This post is going to be part of a series on Xfce, originally posted on my university blog. I’m republishing them here in the hopes that others might find them useful or interesting. Cheers!
You may have noticed a few weeks ago I announced that I was moving my primary machine over to GNOME from KDE, mostly because the applications I use most heavily on FreeBSD and GNU/Linux are all GTK+ based and it seemed silly to run them in a Qt system. I'm a sucker for eye candy and visual consistency.
Well here I am now typing this on my newly reinstalled FreeBSD, Xfce desktop and it's running great.
You can be forgiven if you're new to the world of Linux, BSD and X11 in general if you've never heard of Xfce; it certainty has been given far less publicity than the heavyweights GNOME and KDE despite it actually being born around the same time. Unlike GNOME and KDE which strive to be the ultimate desktops with all the bells and whistles, Xfce is designed to be lightweight and fast while still being a usable and complete desktop environment out of the box (as it were). This means unlike vanilla window managers such as Fluxbox it also includes a file manager, desktop background and icon support, graphical configuration, panels and so forth. A full list of included goodies is maintained on the Xfce projects site.
The real kicker for me is that as with GNOME, Xfce uses GTK+, meaning all my most used applications such as Gnumeric, Abiword, Mozilla Firefox, The Gimp, Inkscape, Thunderbird and the X11 version of VIM all look really slick and match the rest of the system. I'm a sucker for eye candy and visual consistency.
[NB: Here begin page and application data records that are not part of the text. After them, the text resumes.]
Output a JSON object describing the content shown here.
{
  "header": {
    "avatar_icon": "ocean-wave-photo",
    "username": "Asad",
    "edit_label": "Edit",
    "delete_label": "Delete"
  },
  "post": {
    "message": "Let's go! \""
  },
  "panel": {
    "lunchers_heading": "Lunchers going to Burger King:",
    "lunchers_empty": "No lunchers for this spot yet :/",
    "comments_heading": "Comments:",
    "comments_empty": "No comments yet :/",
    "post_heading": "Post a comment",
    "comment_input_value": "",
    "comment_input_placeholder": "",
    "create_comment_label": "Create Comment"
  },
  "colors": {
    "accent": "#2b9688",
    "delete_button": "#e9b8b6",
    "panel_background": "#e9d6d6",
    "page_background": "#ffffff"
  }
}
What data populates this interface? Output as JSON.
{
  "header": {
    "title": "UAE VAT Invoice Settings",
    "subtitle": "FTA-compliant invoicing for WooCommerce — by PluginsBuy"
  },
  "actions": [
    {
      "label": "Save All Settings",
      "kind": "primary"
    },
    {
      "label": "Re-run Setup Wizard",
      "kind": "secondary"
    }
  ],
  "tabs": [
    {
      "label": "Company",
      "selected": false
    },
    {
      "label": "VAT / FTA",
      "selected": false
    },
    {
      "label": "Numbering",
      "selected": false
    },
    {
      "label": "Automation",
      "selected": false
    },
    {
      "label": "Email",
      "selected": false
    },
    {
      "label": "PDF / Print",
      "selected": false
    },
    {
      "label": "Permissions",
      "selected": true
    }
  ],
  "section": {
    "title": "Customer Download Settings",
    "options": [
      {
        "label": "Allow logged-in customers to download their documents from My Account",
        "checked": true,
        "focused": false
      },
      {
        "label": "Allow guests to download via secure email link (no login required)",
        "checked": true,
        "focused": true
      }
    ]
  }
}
Wait, I already said that.
In the coming days I'll be posting many more entries about my experiences with Xfce including how I've customised and used it and some other tidbits I've picked up along the way. Stay tuned :-).